The newsroom at our office is what my colleagues and I call our “classroom.” We sit with our desks lined up facing the “teacher” – our editor, Marg, who is in an office – and we do our “homework,” a.k.a. producing material for the newspaper.
Well, most of the time we produce material.
On Wednesdays after the papers are out, we come down off the stress of deadline and we have what we call episodes of “The Newsroom.” It’s basically our own make-believe version of “The Office,” that television reality show that really isn’t a reality show.
You see, we think we’re so amusing and interesting that we should have our own reality show and people would actually tune in to watch the inner workings of a newspaper office. There is drama and comedy, conflict and resolution. It’s a perfect recipe for entertaining TV — and probably lawsuits.
I should explain, we have a tendency to get a little jaded in this line of work and we sometimes make jokes about serious topics because it’s a release. But we think we’re hilarious.
Wednesdays start off with our morning staff meeting, where we straggle in and take our “reserved” seats around a large table. Whenever someone, usually a new person, sits in one of our seats, it throws off the entire balance of the meeting. So, sometimes we tell them to move. They’re also hazed into bringing donuts for the group to their first meeting. In these meetings, each of us tells the editor the articles we have planned for the week. This method frequently evokes commentary and discussion from the peanut gallery. And this is when things really start to get interesting.
Some of our unorthodox, and some would probably say undisciplined, behaviors include interrupting the person who’s talking to pepper them with questions about what they’re working on — because it’s news to us, chiming in with our own two-cents about their topic, veering off on tangents, and, believe it or not, we’re even helpful to each other when one of us provides back-story or relays the latest scuttlebutt.
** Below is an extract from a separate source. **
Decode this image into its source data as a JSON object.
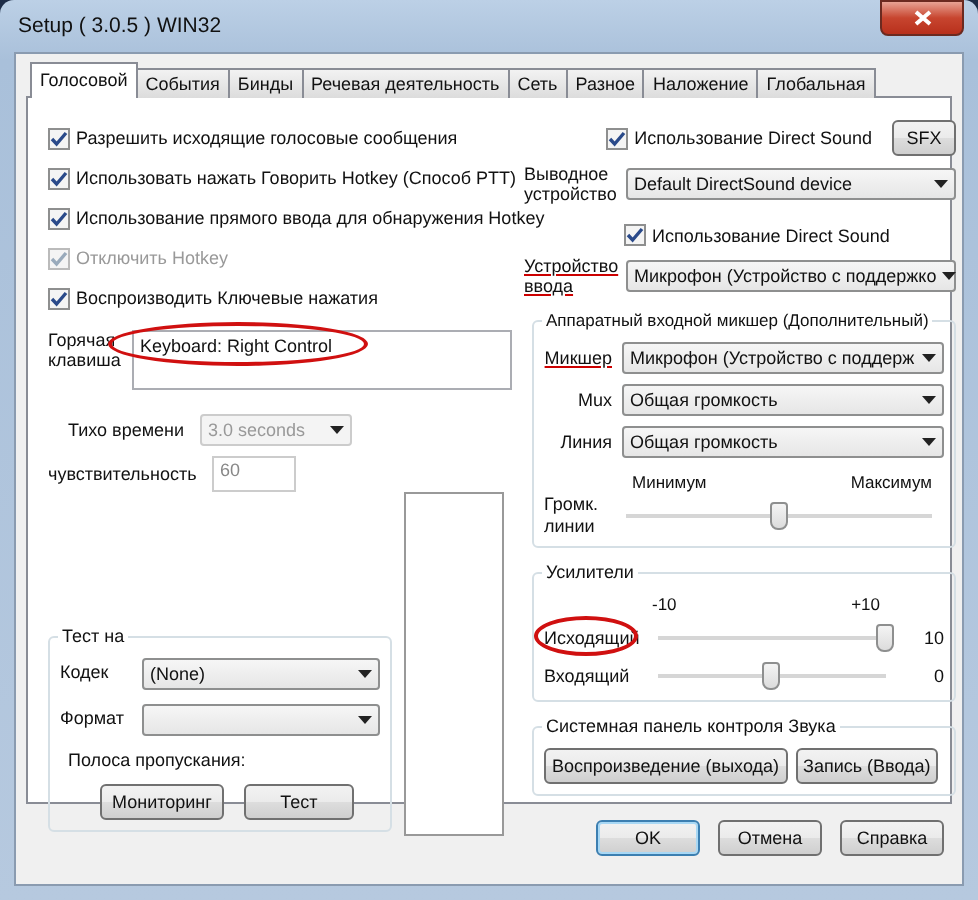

We occasionally have side conversations, sometimes related to the topic. In the group, we have a doodler, a spot-on and hilarious impersonator of cricket sounds when the group falls strangely silent, and a Brit — there’s one of those in every good sitcom or spy drama — we especially like the accent and foreign expressions. Amazingly, these meetings are typically quite productive.
Once we return to our desks, we continue with provocative, lively, and often loud discussions about current local and world events. For certain offices, some of these topics would be off limits. But we’re in the news business, so we consider it all our business. We can’t help it, we all have inquiring minds.
We also tell each other what to do when it comes to dealing with people, whether they’re interview subjects, sources, or family members. No one is off limits. The reporters come to a consensus, sometimes with input from the production folks, and problem solved. Although, much of this advice is strictly for the purpose of operating in a fantasy world and doesn’t really work in the real world.
Sometimes the teacher, I mean the editor, walks by and catches some of our banter out of context and wonders aloud “what the heck” we’re talking about. A lot of the time she follows that with, “on second thought, I don’t want to know” and we erupt with sinister laughter. Sometimes she comes out of her office like Lou Grant and tells us to be quiet and get to work. It’s true.
In case you hadn’t noticed, we’re a rather motley crew. Our personalities and backgrounds are very diverse and these traits come to light and co-mingle in the staff meetings and ultimately, the inner sanctum of the newsroom.
We have a romance author who challenges our editor to print her colorful reports of certain news because “it makes it more interesting” — even though it may be totally inappropriate for print. Sometimes she inserts such color in an effort to see if our editor will catch it — and gets thwarted. We have a former cop on staff, too, but we all know that cops hate reporters. He tells us regularly. We have one staffer who’s resigned and returned to this place, in different incarnations, multiple times. Another is a secretive type who guards privacy like a national secret.
We all have our own quirks and ticks — I don’t have enough room here to talk about the production staff or the folks in advertising — and political views with varying degrees and branches of conservatism to liberalism. We strongly disagree on a number of issues but somehow we’ve managed to come up with the cures to all society’s ills — we just can’t put it in print.
And that concludes this episode of The Newsroom.
Dawn M. Henley is a staff reporter for The Oakdale Leader, The Riverbank News, and The Escalon Times. She may be reached at email@example.com or by calling 847-3021.